Before steeping I did a 30 second wash. The steep time was 3 minutes in my glass traditional teapot with stainless basket.
The leaves were the darkest chocolate brown and I picked at them. They looked like long threads of petrified leaves, tea turned into dry wood that was now soaking wet and shiny.
The aroma was promising! Salty, a little musty and scented with crimini mushrooms.
I could taste the tea in the steam. No disappointment in the first sip. Wow! Nom (as so many Steepsters say) this was super tasty! Very good! Better than I was expecting!
I was salivating from the first mineral juiciness when the tea changed. It turned a corner and became a soft, buttery, salty roasted pecan flavored richness. Really it did. Fantastic taste!
I’m about to preach now! Watch out!
If you never have added sugar or splenda to a Pu-erh…try it! This is something to try because salt and sweet play off each other. Sweet will bring out the flavors in the salty tea. Also, there are people who will never, ever drink straight pu-erh. We all know this. We are not in China and North Americans like sweet stuff. The health benefits of Pu-erh are worth trying a little milk or cream or some sugar (what I use is splenda because I’d be as big as a truck if I used sugar all day) and introduce skeptical friends to a latte.
This is how I am introducing my grandchildren to pu-erh’s. The sweetness creates such a compliment to the aforementioned flavors elevating them in a special way that makes them linger on the palate.

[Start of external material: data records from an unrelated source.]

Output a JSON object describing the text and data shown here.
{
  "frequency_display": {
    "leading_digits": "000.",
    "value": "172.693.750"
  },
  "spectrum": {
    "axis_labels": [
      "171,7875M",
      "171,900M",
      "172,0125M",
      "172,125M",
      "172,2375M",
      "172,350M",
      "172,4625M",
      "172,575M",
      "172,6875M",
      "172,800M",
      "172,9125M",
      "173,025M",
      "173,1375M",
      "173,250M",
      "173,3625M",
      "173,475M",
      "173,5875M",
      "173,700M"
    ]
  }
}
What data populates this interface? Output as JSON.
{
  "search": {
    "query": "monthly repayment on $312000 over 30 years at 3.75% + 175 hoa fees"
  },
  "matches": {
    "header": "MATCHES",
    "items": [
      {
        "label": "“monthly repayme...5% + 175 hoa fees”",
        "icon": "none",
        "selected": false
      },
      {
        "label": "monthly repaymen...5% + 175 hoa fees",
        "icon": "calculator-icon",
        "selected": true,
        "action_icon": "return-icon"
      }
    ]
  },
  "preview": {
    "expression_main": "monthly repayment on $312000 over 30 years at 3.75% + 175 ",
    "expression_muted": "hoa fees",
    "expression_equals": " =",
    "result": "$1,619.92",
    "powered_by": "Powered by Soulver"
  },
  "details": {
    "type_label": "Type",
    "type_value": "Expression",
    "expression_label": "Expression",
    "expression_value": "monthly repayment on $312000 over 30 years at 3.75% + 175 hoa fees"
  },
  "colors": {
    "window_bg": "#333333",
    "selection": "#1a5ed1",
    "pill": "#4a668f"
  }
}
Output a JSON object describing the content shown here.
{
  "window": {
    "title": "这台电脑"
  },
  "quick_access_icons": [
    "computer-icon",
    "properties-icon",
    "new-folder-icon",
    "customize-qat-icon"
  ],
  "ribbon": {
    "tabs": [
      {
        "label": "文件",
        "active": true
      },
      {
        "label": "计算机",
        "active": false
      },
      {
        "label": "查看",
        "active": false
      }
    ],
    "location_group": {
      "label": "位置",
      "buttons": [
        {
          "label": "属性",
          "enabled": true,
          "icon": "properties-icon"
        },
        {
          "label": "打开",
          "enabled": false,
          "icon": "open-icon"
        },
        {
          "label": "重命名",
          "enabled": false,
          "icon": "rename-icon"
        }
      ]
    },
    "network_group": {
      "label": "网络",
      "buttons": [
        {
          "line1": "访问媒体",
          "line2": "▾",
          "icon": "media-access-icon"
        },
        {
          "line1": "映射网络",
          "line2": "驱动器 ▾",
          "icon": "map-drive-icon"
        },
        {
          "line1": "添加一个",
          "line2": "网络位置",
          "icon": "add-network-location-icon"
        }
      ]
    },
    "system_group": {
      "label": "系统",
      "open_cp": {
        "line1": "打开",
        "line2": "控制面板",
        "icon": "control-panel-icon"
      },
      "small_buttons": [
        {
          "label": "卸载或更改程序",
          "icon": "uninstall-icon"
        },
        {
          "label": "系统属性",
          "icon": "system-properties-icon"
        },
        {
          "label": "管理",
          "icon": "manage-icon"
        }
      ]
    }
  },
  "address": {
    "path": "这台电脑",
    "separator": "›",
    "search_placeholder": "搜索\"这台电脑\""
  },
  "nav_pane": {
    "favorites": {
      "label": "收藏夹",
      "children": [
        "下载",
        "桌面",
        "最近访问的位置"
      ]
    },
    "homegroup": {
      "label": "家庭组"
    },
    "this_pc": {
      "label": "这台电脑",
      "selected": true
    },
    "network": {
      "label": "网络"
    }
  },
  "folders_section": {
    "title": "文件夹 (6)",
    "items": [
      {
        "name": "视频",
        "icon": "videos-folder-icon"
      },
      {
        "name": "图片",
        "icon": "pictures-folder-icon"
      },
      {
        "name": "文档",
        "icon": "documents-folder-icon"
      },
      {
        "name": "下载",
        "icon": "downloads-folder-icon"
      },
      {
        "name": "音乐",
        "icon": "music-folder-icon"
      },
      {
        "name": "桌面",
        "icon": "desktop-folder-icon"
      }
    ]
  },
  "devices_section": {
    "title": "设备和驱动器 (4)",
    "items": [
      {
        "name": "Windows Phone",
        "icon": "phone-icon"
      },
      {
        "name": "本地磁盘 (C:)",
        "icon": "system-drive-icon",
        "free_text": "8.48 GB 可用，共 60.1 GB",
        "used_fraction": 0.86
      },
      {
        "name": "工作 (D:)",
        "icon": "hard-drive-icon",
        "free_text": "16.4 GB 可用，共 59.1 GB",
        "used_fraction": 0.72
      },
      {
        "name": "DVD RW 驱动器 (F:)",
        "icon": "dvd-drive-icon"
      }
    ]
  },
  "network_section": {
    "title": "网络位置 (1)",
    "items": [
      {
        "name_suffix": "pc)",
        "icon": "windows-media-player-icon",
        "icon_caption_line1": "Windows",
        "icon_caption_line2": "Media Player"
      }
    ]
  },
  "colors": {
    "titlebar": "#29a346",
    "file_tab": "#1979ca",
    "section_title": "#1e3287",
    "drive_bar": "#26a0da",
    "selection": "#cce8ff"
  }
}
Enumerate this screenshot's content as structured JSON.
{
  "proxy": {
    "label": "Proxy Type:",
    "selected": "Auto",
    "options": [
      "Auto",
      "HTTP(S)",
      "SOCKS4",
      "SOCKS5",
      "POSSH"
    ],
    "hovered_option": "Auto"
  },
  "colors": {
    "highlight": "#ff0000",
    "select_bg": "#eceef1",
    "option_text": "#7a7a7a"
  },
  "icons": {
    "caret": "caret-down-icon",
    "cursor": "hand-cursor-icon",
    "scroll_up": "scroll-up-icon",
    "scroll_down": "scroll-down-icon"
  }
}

The mildness of this particular pu-erh is just right for those who are queezy when confronted with too much earthiness or mustiness. No old shoes and socks here. No old fellows or grannies (other than myself). A very tasty mild Pu-erh!